There are some checks to make sure that the language schools are legitimate and that students are attending classes. But a good deal of this is self-reporting and form-filling. The sector is now an industry, and there have been a number of cases of very dodgy language schools not following the rules and then going out of business. 

The reality is that many of the Brazilians -- and young people from other countries -- use the system to get in here and then stay. Call up a Deliveroo (our version of GrubHub) rider here and usually, the guy at your door will be South American.

There is another way of looking at this, of course. This Monday saw bars and restaurants here reopen for indoor service (if you are vaccinated) as Ireland continues to progress out of the Covid shutdown.  

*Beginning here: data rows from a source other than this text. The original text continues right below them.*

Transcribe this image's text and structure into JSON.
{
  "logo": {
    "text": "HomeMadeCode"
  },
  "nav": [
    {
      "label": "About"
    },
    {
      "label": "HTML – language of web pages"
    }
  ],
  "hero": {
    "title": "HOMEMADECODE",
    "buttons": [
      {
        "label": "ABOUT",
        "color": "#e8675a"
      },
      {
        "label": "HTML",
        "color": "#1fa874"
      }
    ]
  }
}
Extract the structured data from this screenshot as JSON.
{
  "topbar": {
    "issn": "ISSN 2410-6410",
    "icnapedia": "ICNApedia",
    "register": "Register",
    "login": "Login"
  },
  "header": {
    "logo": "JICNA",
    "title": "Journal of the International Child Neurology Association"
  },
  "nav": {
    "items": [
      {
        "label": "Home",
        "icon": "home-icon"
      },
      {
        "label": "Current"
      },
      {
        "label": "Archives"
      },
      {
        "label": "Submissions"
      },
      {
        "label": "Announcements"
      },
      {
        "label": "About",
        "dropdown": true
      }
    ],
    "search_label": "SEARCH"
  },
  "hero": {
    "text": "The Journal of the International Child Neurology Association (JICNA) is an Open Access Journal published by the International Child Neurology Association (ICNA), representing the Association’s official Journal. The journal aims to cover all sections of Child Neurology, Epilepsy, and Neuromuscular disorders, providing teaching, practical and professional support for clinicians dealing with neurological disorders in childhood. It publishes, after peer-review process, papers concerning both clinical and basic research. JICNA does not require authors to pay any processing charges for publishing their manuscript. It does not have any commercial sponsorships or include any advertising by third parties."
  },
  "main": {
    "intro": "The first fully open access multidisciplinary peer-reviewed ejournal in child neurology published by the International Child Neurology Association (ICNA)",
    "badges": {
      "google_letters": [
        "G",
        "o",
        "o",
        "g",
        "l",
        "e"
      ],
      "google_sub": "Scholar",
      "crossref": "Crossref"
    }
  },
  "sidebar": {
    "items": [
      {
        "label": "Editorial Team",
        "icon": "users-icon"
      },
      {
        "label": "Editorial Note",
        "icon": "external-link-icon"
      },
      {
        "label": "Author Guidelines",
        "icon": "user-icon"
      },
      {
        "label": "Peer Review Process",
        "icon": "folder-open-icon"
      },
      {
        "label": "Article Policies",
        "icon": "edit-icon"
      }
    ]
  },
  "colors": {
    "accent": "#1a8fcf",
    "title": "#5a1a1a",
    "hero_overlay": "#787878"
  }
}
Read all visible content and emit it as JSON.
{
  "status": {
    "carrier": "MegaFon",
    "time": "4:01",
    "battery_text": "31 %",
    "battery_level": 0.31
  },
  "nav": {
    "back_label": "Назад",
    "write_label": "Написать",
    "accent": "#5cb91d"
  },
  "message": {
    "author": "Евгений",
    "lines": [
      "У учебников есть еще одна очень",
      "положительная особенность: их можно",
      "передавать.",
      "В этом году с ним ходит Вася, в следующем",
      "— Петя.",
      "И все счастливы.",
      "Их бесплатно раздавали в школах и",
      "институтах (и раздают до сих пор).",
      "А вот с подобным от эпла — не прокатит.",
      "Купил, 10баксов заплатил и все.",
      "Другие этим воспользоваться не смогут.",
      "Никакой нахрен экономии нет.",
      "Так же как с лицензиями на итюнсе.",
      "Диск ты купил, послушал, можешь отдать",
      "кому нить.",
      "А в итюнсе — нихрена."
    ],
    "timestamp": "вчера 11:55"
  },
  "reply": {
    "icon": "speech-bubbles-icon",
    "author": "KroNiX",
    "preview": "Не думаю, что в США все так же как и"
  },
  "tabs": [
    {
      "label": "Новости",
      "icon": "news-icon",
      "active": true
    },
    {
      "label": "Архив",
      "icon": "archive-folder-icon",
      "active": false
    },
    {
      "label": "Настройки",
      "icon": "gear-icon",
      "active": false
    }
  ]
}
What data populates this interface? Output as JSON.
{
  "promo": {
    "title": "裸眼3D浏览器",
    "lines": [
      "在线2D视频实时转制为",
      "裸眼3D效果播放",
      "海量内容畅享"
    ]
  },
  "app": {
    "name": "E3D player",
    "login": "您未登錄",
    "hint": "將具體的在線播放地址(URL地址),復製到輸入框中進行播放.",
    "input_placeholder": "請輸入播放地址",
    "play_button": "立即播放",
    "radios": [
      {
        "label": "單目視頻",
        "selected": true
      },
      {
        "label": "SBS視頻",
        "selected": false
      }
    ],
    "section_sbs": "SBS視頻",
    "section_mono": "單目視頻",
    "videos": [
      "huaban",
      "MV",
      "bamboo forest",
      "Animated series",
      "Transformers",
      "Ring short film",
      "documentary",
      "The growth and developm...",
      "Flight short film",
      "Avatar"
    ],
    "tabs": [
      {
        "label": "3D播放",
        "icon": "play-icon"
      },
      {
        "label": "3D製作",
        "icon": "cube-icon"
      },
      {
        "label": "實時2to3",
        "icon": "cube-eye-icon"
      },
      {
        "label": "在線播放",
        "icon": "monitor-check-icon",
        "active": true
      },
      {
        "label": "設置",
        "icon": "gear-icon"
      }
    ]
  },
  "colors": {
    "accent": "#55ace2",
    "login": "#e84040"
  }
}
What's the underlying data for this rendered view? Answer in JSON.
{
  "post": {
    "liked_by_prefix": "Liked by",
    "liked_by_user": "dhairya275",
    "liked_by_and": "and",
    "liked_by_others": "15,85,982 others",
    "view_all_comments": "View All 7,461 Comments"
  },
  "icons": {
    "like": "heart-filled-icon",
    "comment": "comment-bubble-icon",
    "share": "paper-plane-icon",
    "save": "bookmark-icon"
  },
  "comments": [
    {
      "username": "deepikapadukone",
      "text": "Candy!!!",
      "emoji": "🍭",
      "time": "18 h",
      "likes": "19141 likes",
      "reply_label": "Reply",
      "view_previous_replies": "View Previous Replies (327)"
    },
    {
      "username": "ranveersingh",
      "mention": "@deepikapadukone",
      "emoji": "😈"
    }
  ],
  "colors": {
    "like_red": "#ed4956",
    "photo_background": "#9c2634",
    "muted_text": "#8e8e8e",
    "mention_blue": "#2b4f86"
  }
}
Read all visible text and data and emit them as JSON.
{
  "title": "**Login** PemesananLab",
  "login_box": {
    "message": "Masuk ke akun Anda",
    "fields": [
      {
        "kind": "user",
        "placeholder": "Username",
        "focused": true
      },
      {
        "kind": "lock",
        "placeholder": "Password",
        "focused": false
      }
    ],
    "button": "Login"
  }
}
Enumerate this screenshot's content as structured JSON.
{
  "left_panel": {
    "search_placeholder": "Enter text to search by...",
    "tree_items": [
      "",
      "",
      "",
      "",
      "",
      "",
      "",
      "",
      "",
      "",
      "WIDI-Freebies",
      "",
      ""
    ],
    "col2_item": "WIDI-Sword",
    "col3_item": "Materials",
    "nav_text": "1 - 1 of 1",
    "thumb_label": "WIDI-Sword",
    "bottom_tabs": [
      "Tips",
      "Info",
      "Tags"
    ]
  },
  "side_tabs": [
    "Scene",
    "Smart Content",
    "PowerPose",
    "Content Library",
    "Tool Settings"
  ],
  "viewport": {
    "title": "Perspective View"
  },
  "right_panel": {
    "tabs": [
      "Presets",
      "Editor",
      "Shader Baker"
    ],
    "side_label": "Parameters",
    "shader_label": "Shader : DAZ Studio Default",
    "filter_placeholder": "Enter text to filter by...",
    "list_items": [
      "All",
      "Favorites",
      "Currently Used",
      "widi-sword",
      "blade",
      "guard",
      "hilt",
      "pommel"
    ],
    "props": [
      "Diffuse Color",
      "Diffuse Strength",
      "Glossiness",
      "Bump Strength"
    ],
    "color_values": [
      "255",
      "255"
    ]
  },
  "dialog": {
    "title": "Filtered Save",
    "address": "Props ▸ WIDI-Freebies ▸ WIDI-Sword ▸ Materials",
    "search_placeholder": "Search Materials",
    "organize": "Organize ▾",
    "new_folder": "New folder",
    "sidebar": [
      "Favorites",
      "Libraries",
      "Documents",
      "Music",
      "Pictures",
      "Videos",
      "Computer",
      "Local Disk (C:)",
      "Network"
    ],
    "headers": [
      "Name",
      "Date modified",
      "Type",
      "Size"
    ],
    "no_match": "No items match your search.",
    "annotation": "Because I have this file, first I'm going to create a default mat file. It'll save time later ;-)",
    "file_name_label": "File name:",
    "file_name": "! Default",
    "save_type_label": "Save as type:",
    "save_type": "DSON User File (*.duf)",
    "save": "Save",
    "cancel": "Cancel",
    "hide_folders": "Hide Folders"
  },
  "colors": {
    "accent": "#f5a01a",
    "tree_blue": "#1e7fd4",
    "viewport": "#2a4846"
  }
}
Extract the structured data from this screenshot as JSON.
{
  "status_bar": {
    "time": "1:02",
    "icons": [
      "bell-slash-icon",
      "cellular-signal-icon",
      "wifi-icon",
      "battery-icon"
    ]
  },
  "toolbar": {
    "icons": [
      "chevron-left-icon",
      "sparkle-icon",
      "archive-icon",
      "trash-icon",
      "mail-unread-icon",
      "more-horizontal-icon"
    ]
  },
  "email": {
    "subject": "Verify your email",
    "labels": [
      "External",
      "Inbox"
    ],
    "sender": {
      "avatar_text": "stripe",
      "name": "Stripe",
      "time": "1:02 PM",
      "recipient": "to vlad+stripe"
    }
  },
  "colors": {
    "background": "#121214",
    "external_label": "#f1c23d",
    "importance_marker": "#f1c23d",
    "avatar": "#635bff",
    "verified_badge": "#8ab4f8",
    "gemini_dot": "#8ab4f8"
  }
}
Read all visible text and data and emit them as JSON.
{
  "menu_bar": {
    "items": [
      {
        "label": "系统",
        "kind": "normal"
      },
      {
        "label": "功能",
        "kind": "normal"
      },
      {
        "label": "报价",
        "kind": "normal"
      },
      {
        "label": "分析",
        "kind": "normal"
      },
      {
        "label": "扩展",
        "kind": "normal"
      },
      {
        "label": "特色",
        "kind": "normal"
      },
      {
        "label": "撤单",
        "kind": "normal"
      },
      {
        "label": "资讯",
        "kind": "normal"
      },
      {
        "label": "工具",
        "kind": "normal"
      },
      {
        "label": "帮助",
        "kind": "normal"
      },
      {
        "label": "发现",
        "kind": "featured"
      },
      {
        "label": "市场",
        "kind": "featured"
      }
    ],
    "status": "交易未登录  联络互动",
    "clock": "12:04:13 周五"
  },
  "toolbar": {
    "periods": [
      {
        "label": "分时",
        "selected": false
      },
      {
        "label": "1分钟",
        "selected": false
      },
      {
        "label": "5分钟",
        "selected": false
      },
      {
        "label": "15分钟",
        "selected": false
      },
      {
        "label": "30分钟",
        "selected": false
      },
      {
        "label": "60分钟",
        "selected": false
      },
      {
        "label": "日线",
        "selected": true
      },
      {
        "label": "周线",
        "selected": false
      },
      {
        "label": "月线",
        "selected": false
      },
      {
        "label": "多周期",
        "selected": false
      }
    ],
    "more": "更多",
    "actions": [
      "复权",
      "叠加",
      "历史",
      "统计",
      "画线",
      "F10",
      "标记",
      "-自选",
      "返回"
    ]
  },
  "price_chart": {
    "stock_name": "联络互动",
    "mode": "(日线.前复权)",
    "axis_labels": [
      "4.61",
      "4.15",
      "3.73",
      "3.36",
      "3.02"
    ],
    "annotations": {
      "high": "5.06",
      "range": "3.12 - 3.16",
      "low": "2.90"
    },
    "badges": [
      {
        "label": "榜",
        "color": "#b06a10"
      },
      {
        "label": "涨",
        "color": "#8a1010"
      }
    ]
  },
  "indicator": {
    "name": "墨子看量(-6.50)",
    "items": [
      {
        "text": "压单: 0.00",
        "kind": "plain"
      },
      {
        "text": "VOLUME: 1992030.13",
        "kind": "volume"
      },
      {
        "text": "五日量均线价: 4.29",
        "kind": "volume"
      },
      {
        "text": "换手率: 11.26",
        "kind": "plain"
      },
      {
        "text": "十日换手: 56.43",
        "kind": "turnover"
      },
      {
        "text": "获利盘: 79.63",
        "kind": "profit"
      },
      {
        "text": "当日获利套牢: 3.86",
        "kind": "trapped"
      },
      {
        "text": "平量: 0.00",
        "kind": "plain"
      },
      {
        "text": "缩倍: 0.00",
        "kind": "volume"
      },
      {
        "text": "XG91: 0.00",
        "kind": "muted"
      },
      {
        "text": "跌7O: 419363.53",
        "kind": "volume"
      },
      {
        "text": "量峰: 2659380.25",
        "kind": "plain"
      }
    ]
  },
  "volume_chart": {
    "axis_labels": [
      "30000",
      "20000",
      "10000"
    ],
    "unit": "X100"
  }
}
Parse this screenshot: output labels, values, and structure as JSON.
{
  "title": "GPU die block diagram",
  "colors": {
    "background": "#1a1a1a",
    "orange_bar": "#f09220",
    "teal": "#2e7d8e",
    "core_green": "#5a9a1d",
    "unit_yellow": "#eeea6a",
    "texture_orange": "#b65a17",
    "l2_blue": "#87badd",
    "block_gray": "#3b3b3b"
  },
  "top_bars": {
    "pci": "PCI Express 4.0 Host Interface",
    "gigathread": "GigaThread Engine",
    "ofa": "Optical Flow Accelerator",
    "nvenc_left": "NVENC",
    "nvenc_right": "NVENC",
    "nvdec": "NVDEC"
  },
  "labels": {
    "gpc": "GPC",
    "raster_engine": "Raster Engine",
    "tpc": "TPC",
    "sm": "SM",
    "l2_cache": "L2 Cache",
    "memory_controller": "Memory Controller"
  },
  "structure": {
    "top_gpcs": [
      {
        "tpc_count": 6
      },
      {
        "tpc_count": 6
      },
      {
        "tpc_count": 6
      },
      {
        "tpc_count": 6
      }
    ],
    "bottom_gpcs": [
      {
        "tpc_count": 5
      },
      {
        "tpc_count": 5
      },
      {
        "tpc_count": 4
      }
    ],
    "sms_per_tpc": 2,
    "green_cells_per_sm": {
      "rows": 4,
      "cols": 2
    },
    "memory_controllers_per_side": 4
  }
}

But there is a problem because the shortage of staff in the hospitality sector is acute. Many of the young Irish are still on the generous Pandemic Unemployment Payment (PUP) and don't want to work, especially when the sun is shining. So if you're over here don't be surprised if your pint of Guinness is served by a Brazilian.

It's the same story in construction where despite our housing crisis and a huge demand for homes, building firms can't get enough staff to work on new developments. Last week there were 20,000 construction workers still on the PUP here.

Just like in the U.S., this has become a major problem both in hospitality and in construction. Why should the locals work when they can get so much money for free?

So Copacabana is probably here to stay. I'll have to practice the samba.

*This column first appeared in the July 28 edition of the weekly Irish Voice newspaper, sister publication to IrishCentral.